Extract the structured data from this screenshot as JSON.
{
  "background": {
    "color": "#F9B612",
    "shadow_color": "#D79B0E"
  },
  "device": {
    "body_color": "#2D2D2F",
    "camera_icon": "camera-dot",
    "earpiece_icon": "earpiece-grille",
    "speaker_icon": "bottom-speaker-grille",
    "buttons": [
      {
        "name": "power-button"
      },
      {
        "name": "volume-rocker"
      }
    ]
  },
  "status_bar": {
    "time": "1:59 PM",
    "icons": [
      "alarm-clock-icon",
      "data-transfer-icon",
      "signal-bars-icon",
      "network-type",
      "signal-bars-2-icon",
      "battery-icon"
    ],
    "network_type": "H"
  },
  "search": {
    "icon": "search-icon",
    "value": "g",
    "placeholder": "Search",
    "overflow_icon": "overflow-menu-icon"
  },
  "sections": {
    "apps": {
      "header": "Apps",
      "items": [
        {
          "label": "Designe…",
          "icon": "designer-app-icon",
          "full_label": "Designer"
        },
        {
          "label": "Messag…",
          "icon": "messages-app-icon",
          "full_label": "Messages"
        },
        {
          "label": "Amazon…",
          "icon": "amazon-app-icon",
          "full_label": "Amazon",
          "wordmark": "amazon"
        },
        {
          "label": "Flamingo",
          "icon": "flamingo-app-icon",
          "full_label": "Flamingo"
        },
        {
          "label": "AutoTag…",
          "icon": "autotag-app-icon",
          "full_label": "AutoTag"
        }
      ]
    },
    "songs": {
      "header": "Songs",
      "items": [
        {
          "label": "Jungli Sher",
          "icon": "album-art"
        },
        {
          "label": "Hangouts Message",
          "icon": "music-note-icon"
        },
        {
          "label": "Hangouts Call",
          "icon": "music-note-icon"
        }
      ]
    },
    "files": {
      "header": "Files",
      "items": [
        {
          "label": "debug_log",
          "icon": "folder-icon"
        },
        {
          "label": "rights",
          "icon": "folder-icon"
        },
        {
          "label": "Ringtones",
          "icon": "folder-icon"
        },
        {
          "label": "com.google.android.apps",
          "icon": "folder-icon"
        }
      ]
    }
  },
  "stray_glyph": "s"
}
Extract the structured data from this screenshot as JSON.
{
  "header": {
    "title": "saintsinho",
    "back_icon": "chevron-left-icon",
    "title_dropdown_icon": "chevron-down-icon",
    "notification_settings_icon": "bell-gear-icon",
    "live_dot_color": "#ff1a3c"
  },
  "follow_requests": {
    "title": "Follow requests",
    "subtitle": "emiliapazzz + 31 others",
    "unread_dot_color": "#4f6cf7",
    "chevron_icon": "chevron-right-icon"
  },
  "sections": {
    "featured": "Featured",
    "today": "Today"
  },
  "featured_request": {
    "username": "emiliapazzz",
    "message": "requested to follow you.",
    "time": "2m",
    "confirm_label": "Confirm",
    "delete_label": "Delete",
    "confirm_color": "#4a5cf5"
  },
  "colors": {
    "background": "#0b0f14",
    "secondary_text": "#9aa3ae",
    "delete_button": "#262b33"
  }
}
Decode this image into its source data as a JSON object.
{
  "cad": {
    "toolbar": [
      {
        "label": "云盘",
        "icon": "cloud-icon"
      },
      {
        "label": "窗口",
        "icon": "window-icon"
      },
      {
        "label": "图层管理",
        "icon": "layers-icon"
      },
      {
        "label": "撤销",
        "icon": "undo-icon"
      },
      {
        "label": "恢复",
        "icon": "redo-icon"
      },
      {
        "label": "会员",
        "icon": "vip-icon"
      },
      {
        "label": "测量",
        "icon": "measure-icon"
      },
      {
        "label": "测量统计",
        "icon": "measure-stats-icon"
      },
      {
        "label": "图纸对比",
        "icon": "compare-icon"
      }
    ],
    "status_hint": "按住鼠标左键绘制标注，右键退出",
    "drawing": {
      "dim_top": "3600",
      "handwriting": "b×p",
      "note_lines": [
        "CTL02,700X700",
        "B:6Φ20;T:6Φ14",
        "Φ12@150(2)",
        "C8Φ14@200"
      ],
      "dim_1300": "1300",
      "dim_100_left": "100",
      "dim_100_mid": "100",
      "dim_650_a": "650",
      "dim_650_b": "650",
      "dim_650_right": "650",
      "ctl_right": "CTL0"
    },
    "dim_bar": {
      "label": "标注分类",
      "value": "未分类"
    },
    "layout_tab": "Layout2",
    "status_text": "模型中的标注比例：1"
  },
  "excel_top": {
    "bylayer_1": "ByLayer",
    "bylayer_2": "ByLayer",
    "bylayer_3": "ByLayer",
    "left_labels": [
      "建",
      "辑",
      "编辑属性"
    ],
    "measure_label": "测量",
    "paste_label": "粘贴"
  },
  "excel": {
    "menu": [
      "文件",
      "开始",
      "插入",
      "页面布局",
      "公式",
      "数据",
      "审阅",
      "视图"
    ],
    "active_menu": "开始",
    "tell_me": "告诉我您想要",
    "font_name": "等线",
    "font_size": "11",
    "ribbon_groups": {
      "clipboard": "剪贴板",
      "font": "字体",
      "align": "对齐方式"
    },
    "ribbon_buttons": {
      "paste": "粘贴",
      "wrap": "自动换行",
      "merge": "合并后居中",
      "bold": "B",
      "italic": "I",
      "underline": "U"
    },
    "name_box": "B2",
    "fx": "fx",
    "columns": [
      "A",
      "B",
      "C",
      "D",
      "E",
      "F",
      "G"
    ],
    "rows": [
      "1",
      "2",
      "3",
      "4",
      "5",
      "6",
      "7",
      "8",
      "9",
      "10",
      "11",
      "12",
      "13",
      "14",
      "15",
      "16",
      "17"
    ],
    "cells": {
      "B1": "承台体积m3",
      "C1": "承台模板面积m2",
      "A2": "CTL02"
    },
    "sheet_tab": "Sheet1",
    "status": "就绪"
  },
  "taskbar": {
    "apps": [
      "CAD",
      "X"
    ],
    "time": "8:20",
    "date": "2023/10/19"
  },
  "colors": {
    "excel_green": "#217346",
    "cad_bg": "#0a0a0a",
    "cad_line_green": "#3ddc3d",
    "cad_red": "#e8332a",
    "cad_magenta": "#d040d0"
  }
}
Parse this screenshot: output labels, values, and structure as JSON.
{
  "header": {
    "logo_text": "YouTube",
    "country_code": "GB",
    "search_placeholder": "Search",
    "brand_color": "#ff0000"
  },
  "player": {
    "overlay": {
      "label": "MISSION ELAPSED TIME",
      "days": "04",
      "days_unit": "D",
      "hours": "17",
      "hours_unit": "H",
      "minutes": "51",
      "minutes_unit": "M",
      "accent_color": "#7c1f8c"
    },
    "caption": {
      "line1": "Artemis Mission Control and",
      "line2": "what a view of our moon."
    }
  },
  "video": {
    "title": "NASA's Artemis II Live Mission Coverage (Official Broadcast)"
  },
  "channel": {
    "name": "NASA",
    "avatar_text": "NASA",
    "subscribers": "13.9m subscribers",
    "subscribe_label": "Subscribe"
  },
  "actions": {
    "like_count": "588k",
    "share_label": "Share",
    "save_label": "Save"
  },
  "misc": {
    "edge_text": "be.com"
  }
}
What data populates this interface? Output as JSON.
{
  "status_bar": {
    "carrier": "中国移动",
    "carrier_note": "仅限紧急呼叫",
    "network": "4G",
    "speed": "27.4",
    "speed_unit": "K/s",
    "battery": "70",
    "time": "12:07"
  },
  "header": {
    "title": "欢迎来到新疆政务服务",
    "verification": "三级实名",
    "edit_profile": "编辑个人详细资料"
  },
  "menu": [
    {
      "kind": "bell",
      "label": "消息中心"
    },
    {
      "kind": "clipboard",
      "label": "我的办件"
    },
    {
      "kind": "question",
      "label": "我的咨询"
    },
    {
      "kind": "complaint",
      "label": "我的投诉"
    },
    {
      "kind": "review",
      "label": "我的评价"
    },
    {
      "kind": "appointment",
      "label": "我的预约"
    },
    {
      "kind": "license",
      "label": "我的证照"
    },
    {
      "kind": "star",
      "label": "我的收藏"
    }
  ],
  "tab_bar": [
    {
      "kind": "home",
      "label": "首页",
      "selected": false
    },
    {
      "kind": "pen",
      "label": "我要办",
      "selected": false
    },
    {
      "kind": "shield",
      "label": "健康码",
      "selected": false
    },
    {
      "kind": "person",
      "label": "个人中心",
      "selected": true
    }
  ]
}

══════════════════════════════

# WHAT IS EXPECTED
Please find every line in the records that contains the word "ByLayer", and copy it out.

# ANSWER SPACE
    "bylayer_1": "ByLayer",
    "bylayer_2": "ByLayer",
    "bylayer_3": "ByLayer",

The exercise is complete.